[Work instructions]
Wherever an image appears in the entries, drop it and reproduce everything else exactly.

[Data for this exercise]
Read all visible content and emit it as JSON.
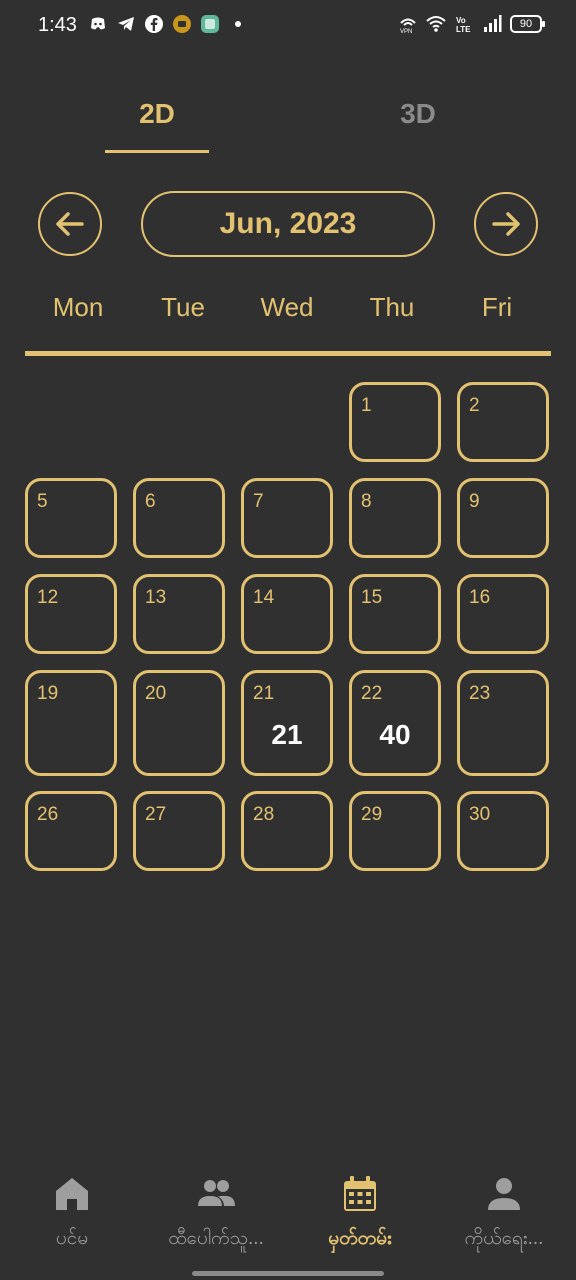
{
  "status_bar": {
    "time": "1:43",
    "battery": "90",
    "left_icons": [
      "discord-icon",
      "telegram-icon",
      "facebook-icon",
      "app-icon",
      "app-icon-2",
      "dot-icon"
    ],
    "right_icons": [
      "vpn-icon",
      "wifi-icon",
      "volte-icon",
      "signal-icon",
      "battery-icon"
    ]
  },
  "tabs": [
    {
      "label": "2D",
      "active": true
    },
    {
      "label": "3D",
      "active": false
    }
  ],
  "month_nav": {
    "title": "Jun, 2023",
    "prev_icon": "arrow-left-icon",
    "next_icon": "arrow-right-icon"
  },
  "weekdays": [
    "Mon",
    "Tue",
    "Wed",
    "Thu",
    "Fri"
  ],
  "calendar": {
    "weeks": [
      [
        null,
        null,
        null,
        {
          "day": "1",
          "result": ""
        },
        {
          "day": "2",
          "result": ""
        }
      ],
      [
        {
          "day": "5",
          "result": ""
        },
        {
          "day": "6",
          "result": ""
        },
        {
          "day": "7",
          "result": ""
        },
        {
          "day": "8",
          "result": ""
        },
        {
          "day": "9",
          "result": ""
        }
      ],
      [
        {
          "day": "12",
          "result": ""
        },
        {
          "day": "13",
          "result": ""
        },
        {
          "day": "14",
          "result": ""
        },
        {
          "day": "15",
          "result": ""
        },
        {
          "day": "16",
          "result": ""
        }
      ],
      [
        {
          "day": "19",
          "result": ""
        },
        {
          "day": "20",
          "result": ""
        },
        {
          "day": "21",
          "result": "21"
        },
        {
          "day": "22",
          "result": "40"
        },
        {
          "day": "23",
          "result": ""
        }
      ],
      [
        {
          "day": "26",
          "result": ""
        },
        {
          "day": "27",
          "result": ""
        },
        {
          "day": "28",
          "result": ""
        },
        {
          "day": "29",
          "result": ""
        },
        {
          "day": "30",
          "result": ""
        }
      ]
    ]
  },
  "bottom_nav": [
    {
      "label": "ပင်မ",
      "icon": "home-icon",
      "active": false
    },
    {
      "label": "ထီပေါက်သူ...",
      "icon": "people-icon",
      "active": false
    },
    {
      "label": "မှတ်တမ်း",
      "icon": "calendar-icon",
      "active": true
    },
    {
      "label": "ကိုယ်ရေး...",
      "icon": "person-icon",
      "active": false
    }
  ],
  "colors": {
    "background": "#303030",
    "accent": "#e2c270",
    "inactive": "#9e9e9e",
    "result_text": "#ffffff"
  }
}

[Exercise output]
Read all visible content and emit it as JSON.
{
  "status_bar": {
    "time": "1:43",
    "battery": "90",
    "left_icons": [
      "discord-icon",
      "telegram-icon",
      "facebook-icon",
      "app-icon",
      "app-icon-2",
      "dot-icon"
    ],
    "right_icons": [
      "vpn-icon",
      "wifi-icon",
      "volte-icon",
      "signal-icon",
      "battery-icon"
    ]
  },
  "tabs": [
    {
      "label": "2D",
      "active": true
    },
    {
      "label": "3D",
      "active": false
    }
  ],
  "month_nav": {
    "title": "Jun, 2023",
    "prev_icon": "arrow-left-icon",
    "next_icon": "arrow-right-icon"
  },
  "weekdays": [
    "Mon",
    "Tue",
    "Wed",
    "Thu",
    "Fri"
  ],
  "calendar": {
    "weeks": [
      [
        null,
        null,
        null,
        {
          "day": "1",
          "result": ""
        },
        {
          "day": "2",
          "result": ""
        }
      ],
      [
        {
          "day": "5",
          "result": ""
        },
        {
          "day": "6",
          "result": ""
        },
        {
          "day": "7",
          "result": ""
        },
        {
          "day": "8",
          "result": ""
        },
        {
          "day": "9",
          "result": ""
        }
      ],
      [
        {
          "day": "12",
          "result": ""
        },
        {
          "day": "13",
          "result": ""
        },
        {
          "day": "14",
          "result": ""
        },
        {
          "day": "15",
          "result": ""
        },
        {
          "day": "16",
          "result": ""
        }
      ],
      [
        {
          "day": "19",
          "result": ""
        },
        {
          "day": "20",
          "result": ""
        },
        {
          "day": "21",
          "result": "21"
        },
        {
          "day": "22",
          "result": "40"
        },
        {
          "day": "23",
          "result": ""
        }
      ],
      [
        {
          "day": "26",
          "result": ""
        },
        {
          "day": "27",
          "result": ""
        },
        {
          "day": "28",
          "result": ""
        },
        {
          "day": "29",
          "result": ""
        },
        {
          "day": "30",
          "result": ""
        }
      ]
    ]
  },
  "bottom_nav": [
    {
      "label": "ပင်မ",
      "icon": "home-icon",
      "active": false
    },
    {
      "label": "ထီပေါက်သူ...",
      "icon": "people-icon",
      "active": false
    },
    {
      "label": "မှတ်တမ်း",
      "icon": "calendar-icon",
      "active": true
    },
    {
      "label": "ကိုယ်ရေး...",
      "icon": "person-icon",
      "active": false
    }
  ],
  "colors": {
    "background": "#303030",
    "accent": "#e2c270",
    "inactive": "#9e9e9e",
    "result_text": "#ffffff"
  }
}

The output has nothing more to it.